The design remains the same as the original. Simple but modern, the high wood ceiling and deck encourage visitors to imagine they're boarding a boat to heaven. At the end of the church, there's a white marble altar and a statue of Christ accompanied by a sculpture of the Virgin Mary.
Spread over the 100 rai land, a sacred site was filled with the Shrine of Blessed Nicolas Bunkerd Kitbamrung in 2003 -- a memorial to sacrifice. Its octangular structure refers to the Beatitudes recounted by Jesus in the Sermon on the Mount in Matthew's gospel.
The wall boasts two large oil paintings depicting Blessed Nicolas' life. Alongside, a fibreglass figure of Blessed Nicolas and his relics are enshrined in a glass coffin. A Makha wood altar features carved teak statues from a scene of the last supper. There's also the 100-year-old cemetery behind the church.
The Cathedral of the Immaculate Conception
Perched on the banks of the Chanthaburi River in Chanthaburi province, this is the largest Catholic church in Thailand and is famous for its glamorous neo-Gothic architectural design.
The Cathedral of the Immaculate Conception is famous for its glamorous neo-Gothic architecture Photo: Arthur Jones Dionio
Initially, 130 Vietnamese Catholics and their pastor raised funds for the construction of the Cathedral of the Immaculate Conception in 1711. It was expanded several times and the present structure was built in 1909 on the same site and adorned with stained glass windows and murals. At the front, it houses a statue of the Virgin Mary, graced with more than 200,000 sapphires.
The Cathedral of the Immaculate Conception is famous for its glamorous neo-Gothic architecture. Photo: Pattarachai Preechapanich
Chantaboon was a strategic location for the French during the Franco-Siamese War and also a hub for Thai, Chinese and Vietnamese merchants to trade and exchange spices, gems and jewellery.
St Joseph Catholic Church
Sitting outside the city walls of Ayutthaya, this church was constructed by Bishop Pierre Lambert de la Motte in the 1660s on land that King Narai gave to the Paris Foreign Missions Society.
St Joseph Church is elegant in a Romanesque-style architecture. Photo: Ekkarat Sukpetch
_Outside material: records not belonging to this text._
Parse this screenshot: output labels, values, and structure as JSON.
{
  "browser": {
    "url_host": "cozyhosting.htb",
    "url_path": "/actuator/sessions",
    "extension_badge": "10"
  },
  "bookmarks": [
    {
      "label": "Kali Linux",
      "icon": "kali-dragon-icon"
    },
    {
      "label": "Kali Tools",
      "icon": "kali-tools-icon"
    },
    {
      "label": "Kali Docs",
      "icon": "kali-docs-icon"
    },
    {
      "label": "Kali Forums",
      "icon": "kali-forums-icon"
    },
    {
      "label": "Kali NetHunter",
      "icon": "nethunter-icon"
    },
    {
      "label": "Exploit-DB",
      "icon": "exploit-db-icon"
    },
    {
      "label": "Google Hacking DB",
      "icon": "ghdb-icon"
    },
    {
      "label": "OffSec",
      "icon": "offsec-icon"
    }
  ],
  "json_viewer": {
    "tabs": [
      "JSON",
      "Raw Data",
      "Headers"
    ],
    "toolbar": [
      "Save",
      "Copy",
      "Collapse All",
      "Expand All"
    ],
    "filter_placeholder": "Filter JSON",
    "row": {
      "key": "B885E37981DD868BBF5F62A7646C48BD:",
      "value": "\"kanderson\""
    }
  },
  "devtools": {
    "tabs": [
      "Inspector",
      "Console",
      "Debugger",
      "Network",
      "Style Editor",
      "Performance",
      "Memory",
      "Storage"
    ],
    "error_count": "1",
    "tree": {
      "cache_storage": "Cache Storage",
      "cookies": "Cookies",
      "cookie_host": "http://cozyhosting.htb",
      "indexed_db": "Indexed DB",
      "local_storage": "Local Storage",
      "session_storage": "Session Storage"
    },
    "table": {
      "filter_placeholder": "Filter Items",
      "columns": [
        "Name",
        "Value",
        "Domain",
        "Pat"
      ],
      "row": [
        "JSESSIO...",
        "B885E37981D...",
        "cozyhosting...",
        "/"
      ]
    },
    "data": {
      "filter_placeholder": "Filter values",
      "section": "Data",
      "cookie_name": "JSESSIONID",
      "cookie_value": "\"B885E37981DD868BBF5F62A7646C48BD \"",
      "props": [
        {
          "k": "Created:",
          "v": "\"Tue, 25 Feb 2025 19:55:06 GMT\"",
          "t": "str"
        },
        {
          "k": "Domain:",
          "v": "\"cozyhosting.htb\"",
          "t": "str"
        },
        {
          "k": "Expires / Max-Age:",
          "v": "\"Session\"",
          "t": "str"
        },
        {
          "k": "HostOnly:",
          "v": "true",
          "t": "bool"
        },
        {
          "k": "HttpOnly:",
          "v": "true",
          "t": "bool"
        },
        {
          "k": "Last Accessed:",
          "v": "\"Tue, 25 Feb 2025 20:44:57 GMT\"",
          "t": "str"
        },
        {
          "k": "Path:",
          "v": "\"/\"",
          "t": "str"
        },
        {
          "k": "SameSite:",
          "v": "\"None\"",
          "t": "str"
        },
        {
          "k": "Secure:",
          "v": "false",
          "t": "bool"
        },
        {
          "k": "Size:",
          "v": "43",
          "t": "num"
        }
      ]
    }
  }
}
The original wooden structure was rebuilt with bricks in 1685. During the second war with the Burmese, Siamese sought sanctuary in the church, but the invaders burned it down with the rest of the city in 1767. The sanctuary was rebuilt during the reign of King Rama IV and revamped into Romanesque style architecture by French Bishop Jean-Louis Vey in 1888.